◆ Records to process
● ● ●

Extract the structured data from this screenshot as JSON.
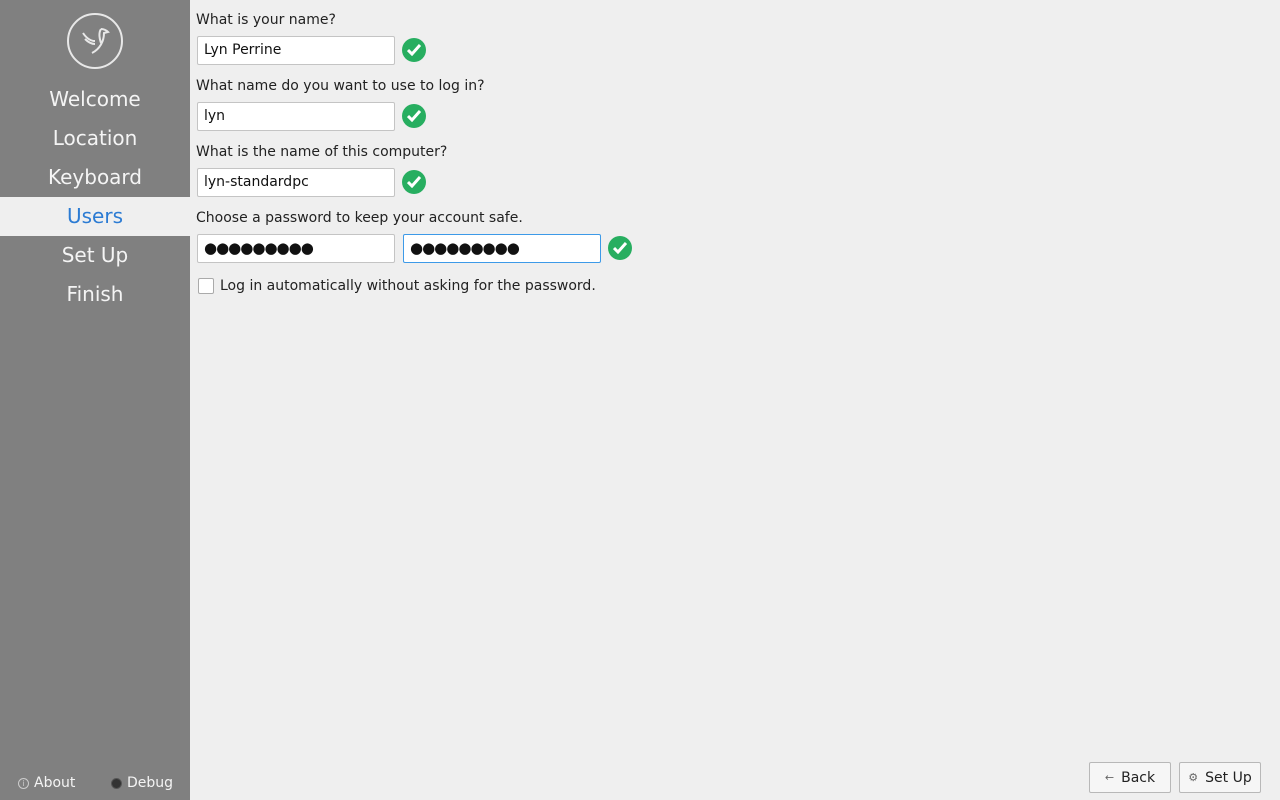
{
  "sidebar": {
    "items": [
      {
        "label": "Welcome"
      },
      {
        "label": "Location"
      },
      {
        "label": "Keyboard"
      },
      {
        "label": "Users",
        "selected": true
      },
      {
        "label": "Set Up"
      },
      {
        "label": "Finish"
      }
    ],
    "about": "About",
    "debug": "Debug",
    "logo_icon": "bird-logo-icon"
  },
  "form": {
    "name_label": "What is your name?",
    "name_value": "Lyn Perrine",
    "login_label": "What name do you want to use to log in?",
    "login_value": "lyn",
    "host_label": "What is the name of this computer?",
    "host_value": "lyn-standardpc",
    "password_label": "Choose a password to keep your account safe.",
    "password_value": "●●●●●●●●●",
    "password_confirm_value": "●●●●●●●●●",
    "autologin_label": "Log in automatically without asking for the password.",
    "autologin_checked": false,
    "valid_color": "#27ae60"
  },
  "buttons": {
    "back": "Back",
    "setup": "Set Up"
  },
  "colors": {
    "sidebar": "#808080",
    "accent": "#2b7bd3"
  }
}
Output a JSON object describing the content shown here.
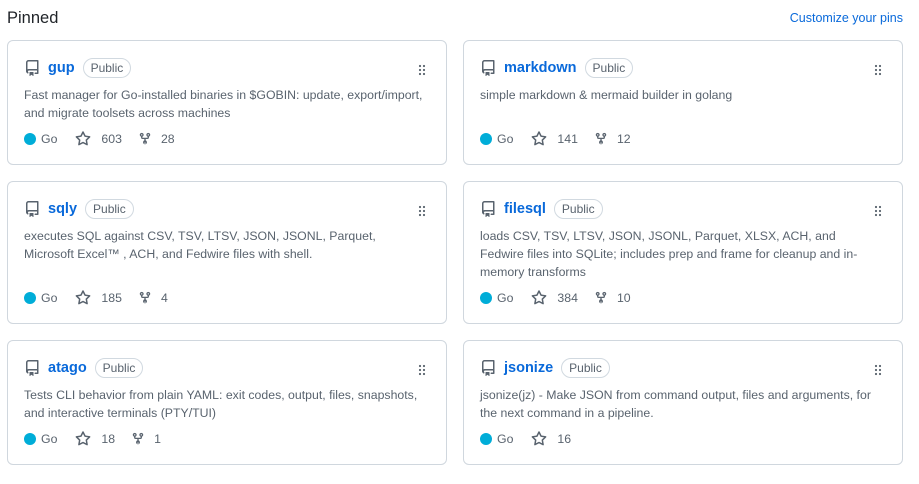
{
  "header": {
    "title": "Pinned",
    "customize_label": "Customize your pins"
  },
  "colors": {
    "link": "#0969da",
    "go_language": "#00ADD8",
    "muted": "#59636e",
    "border": "#d0d7de"
  },
  "badge_label": "Public",
  "repos": [
    {
      "name": "gup",
      "visibility": "Public",
      "description": "Fast manager for Go-installed binaries in $GOBIN: update, export/import, and migrate toolsets across machines",
      "language": "Go",
      "stars": "603",
      "forks": "28"
    },
    {
      "name": "markdown",
      "visibility": "Public",
      "description": "simple markdown & mermaid builder in golang",
      "language": "Go",
      "stars": "141",
      "forks": "12"
    },
    {
      "name": "sqly",
      "visibility": "Public",
      "description": "executes SQL against CSV, TSV, LTSV, JSON, JSONL, Parquet, Microsoft Excel™ , ACH, and Fedwire files with shell.",
      "language": "Go",
      "stars": "185",
      "forks": "4"
    },
    {
      "name": "filesql",
      "visibility": "Public",
      "description": "loads CSV, TSV, LTSV, JSON, JSONL, Parquet, XLSX, ACH, and Fedwire files into SQLite; includes prep and frame for cleanup and in-memory transforms",
      "language": "Go",
      "stars": "384",
      "forks": "10"
    },
    {
      "name": "atago",
      "visibility": "Public",
      "description": "Tests CLI behavior from plain YAML: exit codes, output, files, snapshots, and interactive terminals (PTY/TUI)",
      "language": "Go",
      "stars": "18",
      "forks": "1"
    },
    {
      "name": "jsonize",
      "visibility": "Public",
      "description": "jsonize(jz) - Make JSON from command output, files and arguments, for the next command in a pipeline.",
      "language": "Go",
      "stars": "16",
      "forks": ""
    }
  ]
}
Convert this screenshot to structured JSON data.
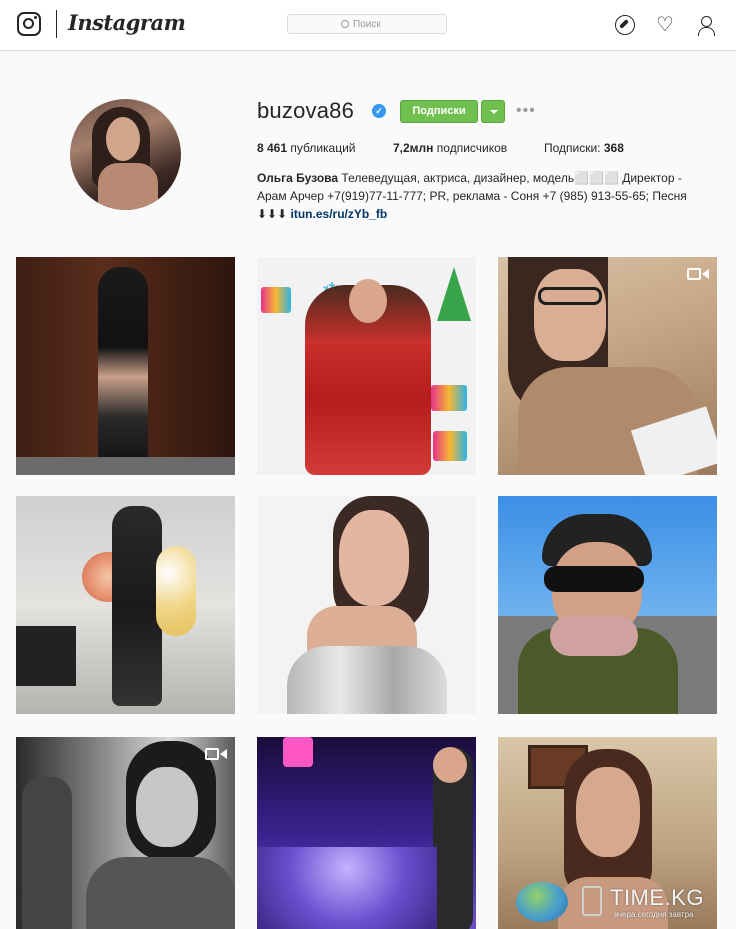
{
  "header": {
    "logo_icon": "instagram-camera-icon",
    "wordmark": "Instagram",
    "search_placeholder": "Поиск",
    "icons": [
      "compass-icon",
      "heart-icon",
      "user-icon"
    ]
  },
  "profile": {
    "username": "buzova86",
    "verified_icon": "verified-badge-icon",
    "follow_label": "Подписки",
    "follow_color": "#70c050",
    "stats": {
      "posts_value": "8 461",
      "posts_label": "публикаций",
      "followers_value": "7,2млн",
      "followers_label": "подписчиков",
      "following_label": "Подписки:",
      "following_value": "368"
    },
    "bio_name": "Ольга Бузова",
    "bio_text": "Телеведущая, актриса, дизайнер, модель⬜⬜⬜ Директор - Арам Арчер +7(919)77-11-777; PR, реклама - Соня +7 (985) 913-55-65; Песня ⬇⬇⬇",
    "bio_link": "itun.es/ru/zYb_fb"
  },
  "posts": [
    {
      "alt": "post-1",
      "video": false
    },
    {
      "alt": "post-2",
      "video": false
    },
    {
      "alt": "post-3",
      "video": true
    },
    {
      "alt": "post-4",
      "video": false
    },
    {
      "alt": "post-5",
      "video": false
    },
    {
      "alt": "post-6",
      "video": false
    },
    {
      "alt": "post-7",
      "video": true
    },
    {
      "alt": "post-8",
      "video": false
    },
    {
      "alt": "post-9",
      "video": false
    }
  ],
  "watermark": {
    "brand": "TIME.KG",
    "tagline": "вчера сегодня завтра"
  }
}
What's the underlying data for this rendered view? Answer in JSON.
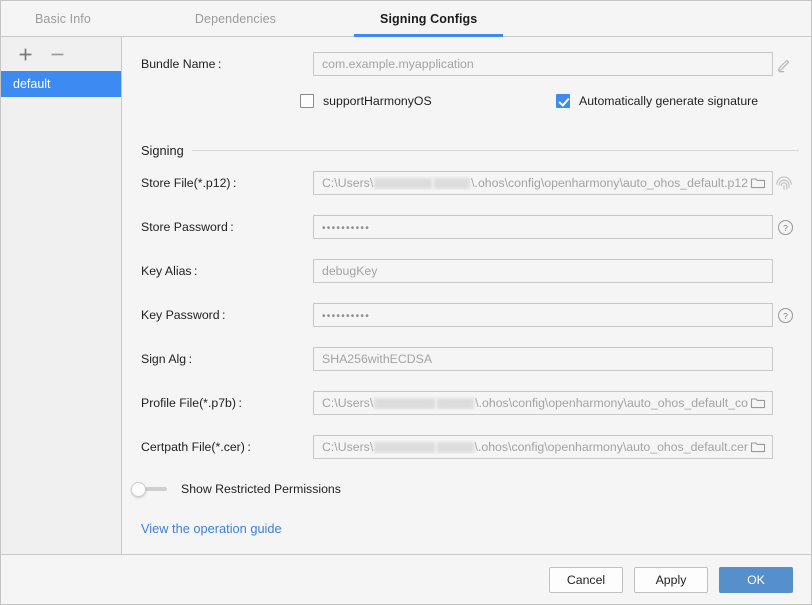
{
  "tabs": [
    {
      "label": "Basic Info",
      "active": false
    },
    {
      "label": "Dependencies",
      "active": false
    },
    {
      "label": "Signing Configs",
      "active": true
    }
  ],
  "sidebar": {
    "add_label": "+",
    "remove_label": "−",
    "items": [
      {
        "label": "default",
        "selected": true
      }
    ]
  },
  "form": {
    "bundle_name": {
      "label": "Bundle Name :",
      "placeholder": "com.example.myapplication",
      "value": "com.example.myapplication",
      "edit_icon": "pencil-icon"
    },
    "checkboxes": [
      {
        "label": "supportHarmonyOS",
        "checked": false
      },
      {
        "label": "Automatically generate signature",
        "checked": true
      }
    ],
    "section_title": "Signing",
    "store_file": {
      "label": "Store File(*.p12) :",
      "prefix": "C:\\Users\\",
      "suffix": "\\.ohos\\config\\openharmony\\auto_ohos_default.p12",
      "redacted": true,
      "browse_icon": "folder-icon",
      "side_icon": "fingerprint-icon"
    },
    "store_password": {
      "label": "Store Password :",
      "value": "••••••••••",
      "help_icon": "question-circle-icon"
    },
    "key_alias": {
      "label": "Key Alias :",
      "value": "debugKey"
    },
    "key_password": {
      "label": "Key Password :",
      "value": "••••••••••",
      "help_icon": "question-circle-icon"
    },
    "sign_alg": {
      "label": "Sign Alg :",
      "value": "SHA256withECDSA"
    },
    "profile_file": {
      "label": "Profile File(*.p7b) :",
      "prefix": "C:\\Users\\",
      "suffix": "\\.ohos\\config\\openharmony\\auto_ohos_default_co",
      "redacted": true,
      "browse_icon": "folder-icon"
    },
    "certpath_file": {
      "label": "Certpath File(*.cer) :",
      "prefix": "C:\\Users\\",
      "suffix": "\\.ohos\\config\\openharmony\\auto_ohos_default.cer",
      "redacted": true,
      "browse_icon": "folder-icon"
    },
    "restricted_toggle": {
      "label": "Show Restricted Permissions",
      "on": false
    },
    "guide_link": "View the operation guide"
  },
  "footer": {
    "cancel": "Cancel",
    "apply": "Apply",
    "ok": "OK"
  },
  "colors": {
    "accent": "#3d8bf2",
    "primary_button": "#5590cd",
    "link": "#3d7fe0",
    "window_bg": "#f5f5f5",
    "sidebar_bg": "#f0f0f0"
  }
}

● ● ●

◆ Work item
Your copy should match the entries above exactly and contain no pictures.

◆ Task response
Extract the structured data from this screenshot as JSON.
{
  "sidebar": {
    "items": [
      {
        "label": "Welcome"
      },
      {
        "label": "Location"
      },
      {
        "label": "Keyboard"
      },
      {
        "label": "Users",
        "selected": true
      },
      {
        "label": "Set Up"
      },
      {
        "label": "Finish"
      }
    ],
    "about": "About",
    "debug": "Debug",
    "logo_icon": "bird-logo-icon"
  },
  "form": {
    "name_label": "What is your name?",
    "name_value": "Lyn Perrine",
    "login_label": "What name do you want to use to log in?",
    "login_value": "lyn",
    "host_label": "What is the name of this computer?",
    "host_value": "lyn-standardpc",
    "password_label": "Choose a password to keep your account safe.",
    "password_value": "●●●●●●●●●",
    "password_confirm_value": "●●●●●●●●●",
    "autologin_label": "Log in automatically without asking for the password.",
    "autologin_checked": false,
    "valid_color": "#27ae60"
  },
  "buttons": {
    "back": "Back",
    "setup": "Set Up"
  },
  "colors": {
    "sidebar": "#808080",
    "accent": "#2b7bd3"
  }
}
Output a JSON object describing the content shown here.
{
  "header": {
    "title": "Pinned",
    "customize_label": "Customize your pins"
  },
  "colors": {
    "link": "#0969da",
    "go_language": "#00ADD8",
    "muted": "#59636e",
    "border": "#d0d7de"
  },
  "badge_label": "Public",
  "repos": [
    {
      "name": "gup",
      "visibility": "Public",
      "description": "Fast manager for Go-installed binaries in $GOBIN: update, export/import, and migrate toolsets across machines",
      "language": "Go",
      "stars": "603",
      "forks": "28"
    },
    {
      "name": "markdown",
      "visibility": "Public",
      "description": "simple markdown & mermaid builder in golang",
      "language": "Go",
      "stars": "141",
      "forks": "12"
    },
    {
      "name": "sqly",
      "visibility": "Public",
      "description": "executes SQL against CSV, TSV, LTSV, JSON, JSONL, Parquet, Microsoft Excel™ , ACH, and Fedwire files with shell.",
      "language": "Go",
      "stars": "185",
      "forks": "4"
    },
    {
      "name": "filesql",
      "visibility": "Public",
      "description": "loads CSV, TSV, LTSV, JSON, JSONL, Parquet, XLSX, ACH, and Fedwire files into SQLite; includes prep and frame for cleanup and in-memory transforms",
      "language": "Go",
      "stars": "384",
      "forks": "10"
    },
    {
      "name": "atago",
      "visibility": "Public",
      "description": "Tests CLI behavior from plain YAML: exit codes, output, files, snapshots, and interactive terminals (PTY/TUI)",
      "language": "Go",
      "stars": "18",
      "forks": "1"
    },
    {
      "name": "jsonize",
      "visibility": "Public",
      "description": "jsonize(jz) - Make JSON from command output, files and arguments, for the next command in a pipeline.",
      "language": "Go",
      "stars": "16",
      "forks": ""
    }
  ]
}
Convert this screenshot to structured JSON data.
{
  "header": {
    "logo_icon": "instagram-camera-icon",
    "wordmark": "Instagram",
    "search_placeholder": "Поиск",
    "icons": [
      "compass-icon",
      "heart-icon",
      "user-icon"
    ]
  },
  "profile": {
    "username": "buzova86",
    "verified_icon": "verified-badge-icon",
    "follow_label": "Подписки",
    "follow_color": "#70c050",
    "stats": {
      "posts_value": "8 461",
      "posts_label": "публикаций",
      "followers_value": "7,2млн",
      "followers_label": "подписчиков",
      "following_label": "Подписки:",
      "following_value": "368"
    },
    "bio_name": "Ольга Бузова",
    "bio_text": "Телеведущая, актриса, дизайнер, модель⬜⬜⬜ Директор - Арам Арчер +7(919)77-11-777; PR, реклама - Соня +7 (985) 913-55-65; Песня ⬇⬇⬇",
    "bio_link": "itun.es/ru/zYb_fb"
  },
  "posts": [
    {
      "alt": "post-1",
      "video": false
    },
    {
      "alt": "post-2",
      "video": false
    },
    {
      "alt": "post-3",
      "video": true
    },
    {
      "alt": "post-4",
      "video": false
    },
    {
      "alt": "post-5",
      "video": false
    },
    {
      "alt": "post-6",
      "video": false
    },
    {
      "alt": "post-7",
      "video": true
    },
    {
      "alt": "post-8",
      "video": false
    },
    {
      "alt": "post-9",
      "video": false
    }
  ],
  "watermark": {
    "brand": "TIME.KG",
    "tagline": "вчера сегодня завтра"
  }
}
What's the underlying data for this rendered view? Answer in JSON.
{
  "tabs": [
    {
      "label": "Basic Info",
      "active": false
    },
    {
      "label": "Dependencies",
      "active": false
    },
    {
      "label": "Signing Configs",
      "active": true
    }
  ],
  "sidebar": {
    "add_label": "+",
    "remove_label": "−",
    "items": [
      {
        "label": "default",
        "selected": true
      }
    ]
  },
  "form": {
    "bundle_name": {
      "label": "Bundle Name :",
      "placeholder": "com.example.myapplication",
      "value": "com.example.myapplication",
      "edit_icon": "pencil-icon"
    },
    "checkboxes": [
      {
        "label": "supportHarmonyOS",
        "checked": false
      },
      {
        "label": "Automatically generate signature",
        "checked": true
      }
    ],
    "section_title": "Signing",
    "store_file": {
      "label": "Store File(*.p12) :",
      "prefix": "C:\\Users\\",
      "suffix": "\\.ohos\\config\\openharmony\\auto_ohos_default.p12",
      "redacted": true,
      "browse_icon": "folder-icon",
      "side_icon": "fingerprint-icon"
    },
    "store_password": {
      "label": "Store Password :",
      "value": "••••••••••",
      "help_icon": "question-circle-icon"
    },
    "key_alias": {
      "label": "Key Alias :",
      "value": "debugKey"
    },
    "key_password": {
      "label": "Key Password :",
      "value": "••••••••••",
      "help_icon": "question-circle-icon"
    },
    "sign_alg": {
      "label": "Sign Alg :",
      "value": "SHA256withECDSA"
    },
    "profile_file": {
      "label": "Profile File(*.p7b) :",
      "prefix": "C:\\Users\\",
      "suffix": "\\.ohos\\config\\openharmony\\auto_ohos_default_co",
      "redacted": true,
      "browse_icon": "folder-icon"
    },
    "certpath_file": {
      "label": "Certpath File(*.cer) :",
      "prefix": "C:\\Users\\",
      "suffix": "\\.ohos\\config\\openharmony\\auto_ohos_default.cer",
      "redacted": true,
      "browse_icon": "folder-icon"
    },
    "restricted_toggle": {
      "label": "Show Restricted Permissions",
      "on": false
    },
    "guide_link": "View the operation guide"
  },
  "footer": {
    "cancel": "Cancel",
    "apply": "Apply",
    "ok": "OK"
  },
  "colors": {
    "accent": "#3d8bf2",
    "primary_button": "#5590cd",
    "link": "#3d7fe0",
    "window_bg": "#f5f5f5",
    "sidebar_bg": "#f0f0f0"
  }
}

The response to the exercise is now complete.